sales with an increase of 27.7% in Canada. Sales at Roche surpassed
$600 million in 2006, allowing the manufacturer to become one of the top 10
pharmaceutical companies in Canada. This significant increase is mainly due to
the performance of cancer medications Herceptin and Rituxan. Oncology drugs
were the fastest growing among Canada's top selling classes in 2006, growing
almost 20% to reach $871 million.
The total number of prescriptions, including both generic and brand-name
products, increased 6.8% to 422.6 million.
Among new molecular entities (NME), only three reached more than
$1 million in sales in 2006. They are diabetes medication Levemir (Novo
Nordisk) with $12.3 million, Gardasil for the human papillomavirus (Merck
Frosst) with $1.9 million and Sutent (Pfizer) (for stomach and intestinal
cancer) with $1.8 million. There were 22 new molecular entities (NMEs)
approved by Health Canada last year, a marked decrease from 35 NMEs approved
"Looking out to 2010, the Canadian market is forecasted to grow at an
average annual growth rate of 7.5%, reaching $23.4 billion," says
Mr. Therriault. "Despite generic competition and cost-containment measures by
public drug plans, growth in the industry will be sustained by oncology,
specialty products, such as biological response modifiers, and plans for a
national catastrophic drug coverage program."
(Please view IMS tables detailing 2006 Canadian pharmaceutical market
performance at www.imshealthcanda.com/media.)
About IMS Health
Operating in more than 100 countries, IMS Health is the world's leading
provider of market intelligence to pharmaceutical and health-care industries.
With $2 billion in revenue in 2006 and more than 50 years of industry
experience, IMS offers leading-edge business intelligence products and
services that are integral to clients' day-to-day operations, including
portfolio optimization capabilities; launch and brand management solutions;
sales force effectiveness innovations; managed care and over-the-counter
offerings; and consulting and services solutions that improve ROI and the
delivery of quality healthcare worldwide.
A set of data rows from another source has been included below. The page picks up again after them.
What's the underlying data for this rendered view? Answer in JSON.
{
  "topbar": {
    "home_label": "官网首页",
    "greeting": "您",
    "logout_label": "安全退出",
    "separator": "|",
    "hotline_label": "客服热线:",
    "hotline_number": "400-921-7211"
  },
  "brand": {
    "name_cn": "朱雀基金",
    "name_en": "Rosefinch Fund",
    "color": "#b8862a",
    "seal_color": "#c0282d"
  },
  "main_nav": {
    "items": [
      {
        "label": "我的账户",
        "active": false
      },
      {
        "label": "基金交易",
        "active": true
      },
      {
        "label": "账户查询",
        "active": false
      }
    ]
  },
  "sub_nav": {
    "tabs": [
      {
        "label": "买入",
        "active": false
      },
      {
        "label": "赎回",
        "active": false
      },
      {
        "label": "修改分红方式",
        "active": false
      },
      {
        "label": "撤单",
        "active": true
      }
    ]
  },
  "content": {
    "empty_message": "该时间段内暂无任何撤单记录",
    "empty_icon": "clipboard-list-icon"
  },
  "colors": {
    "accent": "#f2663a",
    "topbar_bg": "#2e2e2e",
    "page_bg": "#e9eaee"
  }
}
IMS information is also used by
researchers, academics, government and other stakeholders to advance health
through informed decision-making. Additional information is available at
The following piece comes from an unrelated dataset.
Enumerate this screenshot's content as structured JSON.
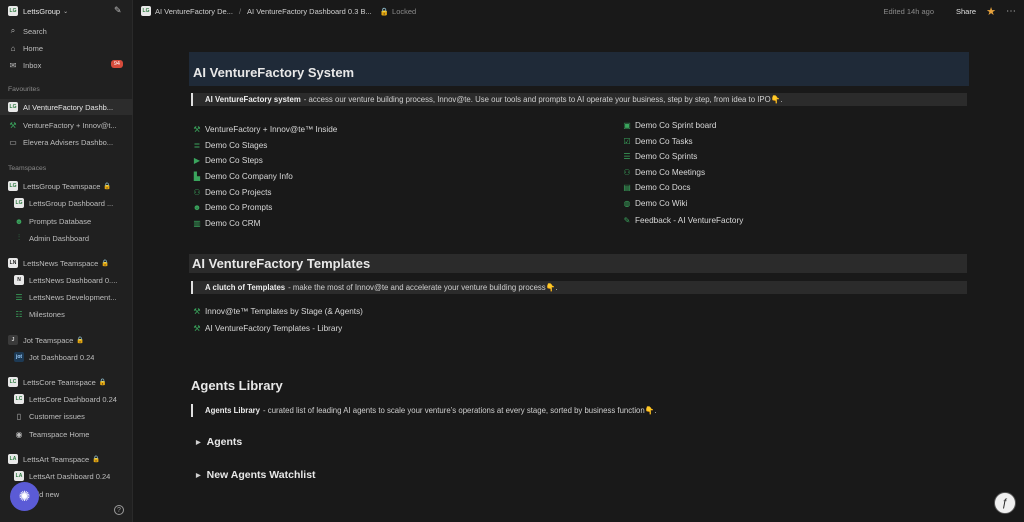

For further information:
For further information: Sue Cavallucci, Manager, Media Relations, IMS
Health Canada, (514) 428-6056